Still, life continues to be big and complicated, and however much we know, we can never know it all. So we can all use some help, starting with an organized way of approaching the matter.

One helpful way to look at life is with what we call the SPLASH model. This model divides all the key issues and concerns in your life into six categories, with the most fundamental ones at the bottom, and the less concrete (but arguably the most important ones) at the top. Here is what the model looks like, and a few of the key issues that relate to each area.

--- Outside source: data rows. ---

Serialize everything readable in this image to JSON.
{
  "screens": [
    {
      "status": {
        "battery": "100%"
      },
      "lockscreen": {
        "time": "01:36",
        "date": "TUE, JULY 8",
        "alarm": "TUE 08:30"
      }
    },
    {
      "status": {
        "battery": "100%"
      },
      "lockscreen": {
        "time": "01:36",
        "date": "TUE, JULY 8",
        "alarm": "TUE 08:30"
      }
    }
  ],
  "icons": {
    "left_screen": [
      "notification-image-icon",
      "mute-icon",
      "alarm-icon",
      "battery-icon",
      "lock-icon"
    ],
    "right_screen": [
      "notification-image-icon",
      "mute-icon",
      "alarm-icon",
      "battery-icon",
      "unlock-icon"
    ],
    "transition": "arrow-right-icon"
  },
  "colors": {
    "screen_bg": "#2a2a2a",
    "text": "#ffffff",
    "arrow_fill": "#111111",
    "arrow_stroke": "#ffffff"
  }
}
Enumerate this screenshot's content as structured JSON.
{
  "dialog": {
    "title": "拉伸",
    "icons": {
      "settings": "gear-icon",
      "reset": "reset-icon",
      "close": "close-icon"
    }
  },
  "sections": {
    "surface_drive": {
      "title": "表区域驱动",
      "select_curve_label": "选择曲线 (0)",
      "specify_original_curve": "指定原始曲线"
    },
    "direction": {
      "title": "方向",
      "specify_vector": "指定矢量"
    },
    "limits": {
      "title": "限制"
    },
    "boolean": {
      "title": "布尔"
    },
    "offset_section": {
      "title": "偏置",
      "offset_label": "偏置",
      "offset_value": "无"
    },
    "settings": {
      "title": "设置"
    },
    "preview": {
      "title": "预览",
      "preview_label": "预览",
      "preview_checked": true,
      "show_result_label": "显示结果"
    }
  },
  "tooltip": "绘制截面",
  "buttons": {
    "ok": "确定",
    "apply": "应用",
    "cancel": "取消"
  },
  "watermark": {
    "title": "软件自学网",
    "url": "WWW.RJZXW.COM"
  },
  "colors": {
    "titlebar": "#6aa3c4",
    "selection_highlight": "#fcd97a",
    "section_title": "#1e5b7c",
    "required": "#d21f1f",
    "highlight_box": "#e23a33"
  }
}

Spirit: What matters beyond the physical details of your life
Purpose: Activities that give meaning to your daily life
Love: Your connections to others you care about
Avocation: What else gives you joy and satisfaction
Security: Providing financial and physical shelter
Health: Taking care of your physical and mental well-being

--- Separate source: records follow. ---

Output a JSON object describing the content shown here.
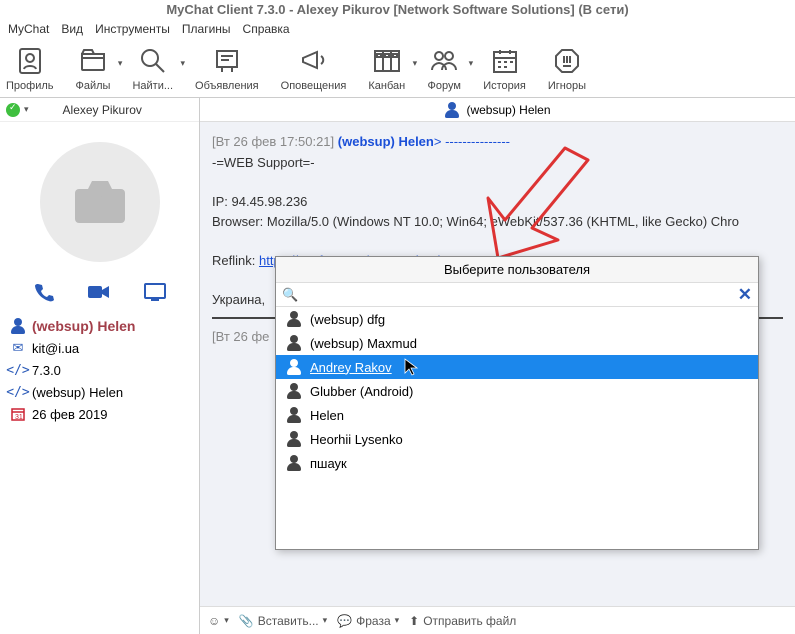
{
  "title": "MyChat Client 7.3.0 - Alexey Pikurov [Network Software Solutions] (В сети)",
  "menu": [
    "MyChat",
    "Вид",
    "Инструменты",
    "Плагины",
    "Справка"
  ],
  "toolbar": [
    {
      "label": "Профиль",
      "chev": false
    },
    {
      "label": "Файлы",
      "chev": true
    },
    {
      "label": "Найти...",
      "chev": true
    },
    {
      "label": "Объявления",
      "chev": false
    },
    {
      "label": "Оповещения",
      "chev": false
    },
    {
      "label": "Канбан",
      "chev": true
    },
    {
      "label": "Форум",
      "chev": true
    },
    {
      "label": "История",
      "chev": false
    },
    {
      "label": "Игноры",
      "chev": false
    }
  ],
  "sidebar": {
    "status_name": "Alexey Pikurov",
    "contact_name": "(websup) Helen",
    "email": "kit@i.ua",
    "version": "7.3.0",
    "group": "(websup) Helen",
    "date": "26 фев 2019"
  },
  "chat": {
    "header_name": "(websup) Helen",
    "ts1": "[Вт 26 фев 17:50:21]",
    "from1": "(websup) Helen",
    "arrow1": "> ---------------",
    "line_support": "-=WEB Support=-",
    "line_ip": "IP: 94.45.98.236",
    "line_browser": "Browser: Mozilla/5.0 (Windows NT 10.0; Win64;             eWebKit/537.36 (KHTML, like Gecko) Chro",
    "reflink_label": "Reflink:",
    "reflink_url": "https://nsoft-s.com/support.html",
    "location": "Украина,",
    "ts2": "[Вт 26 фе"
  },
  "input_bar": {
    "insert": "Вставить...",
    "phrase": "Фраза",
    "send_file": "Отправить файл"
  },
  "popup": {
    "title": "Выберите пользователя",
    "items": [
      {
        "label": "(websup) dfg",
        "selected": false
      },
      {
        "label": "(websup) Maxmud",
        "selected": false
      },
      {
        "label": "Andrey Rakov",
        "selected": true
      },
      {
        "label": "Glubber (Android)",
        "selected": false
      },
      {
        "label": "Helen",
        "selected": false
      },
      {
        "label": "Heorhii Lysenko",
        "selected": false
      },
      {
        "label": "пшаук",
        "selected": false
      }
    ]
  }
}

    Spirit: What matters beyond the physical details of your life
  • What is the meaning of life, and of your particular life?
  • How do you connect with whatever religious, spiritual, or other reality you believe in?
  • Are you prepared to deal with aging and death, in yourself and those you care about?
    Purpose: Activities that give meaning to your daily life
  • Should you be doing paid or volunteer work in retirement?
  • How do you engage productively and satisfyingly with your community, the nation, or the world at large?
  • What legacy do you want to leave behind?
    Love: Your connections to others you care about
  • How to make the most of your marriage (or relationship with another kind of life partner or significant other)
  • How do you develop and maintain solid relationships with other family and friends?
  • How do you manage when care-giving is required?
    Avocation: What else gives you joy and satisfaction
  • What leisure activities make sense for you now?
  • What opportunities should you take to continue to improve and exercise your mind?
  • How do you maintain your lifestyle as you age, and as you become less physically or mentally adept?
    Security: Providing financial and physical shelter
  • What financial decisions need to be made to assure you of continued means to live as you wish?
  • Where and in what kind of domicile should you live, and how do you maintain it as you get older?
  • What legal or financial steps should you take to prepare for incapacity or death?
    Health: Taking care of your physical and mental well-being
  • What should you be doing in the way of exercise, nutrition, and sleep?
  • What medical professionals should you consult, and what kinds of medications or therapies should you be using?
  • What can you do to fight off harmful attitudes, feelings, and habits, and to promote happiness and wellbeing?

Click any of the six main topic areas Spirit, Purpose, Love, Avocation, Security, or Health or better yet, try them each in turn, to explore in more detail the specifics of what each is, and why they all matter. As you may already realize, some of the items listed above could fit into more than one category. This is unavoidable: Life does not actually fit into neat boxes. The intention here is to cover all the key areas in one place or another, and as you visit each section, we will explain the main connections to the other sections.



2. Are you on track to live the rest of your life with sufficient financial means, even if you run into some adversity?

Even if you have been retired for a while and are living within your means, this is not an easy question to answer. Financial markets can crash, severe and expensive illness can arise overnight, family members might need help from us. It's not news any more: all kinds of things can happen!

So the question is a difficult one, but far from hopeless. Fortunately, there is an excellent planning tool available that does just this job, and it has been specifically built for people in your situation. It may take you two or three hours to work through it, possibly even more, but that's because it's thorough, not because it's difficult. If you are the person in your household who handles the finances, this is something you can do yourself (or if not, get help from the person who does handle the finances). For the modest price and trouble it will cost, it is distinctly better than what all but the most expensive personal financial planners can do for you.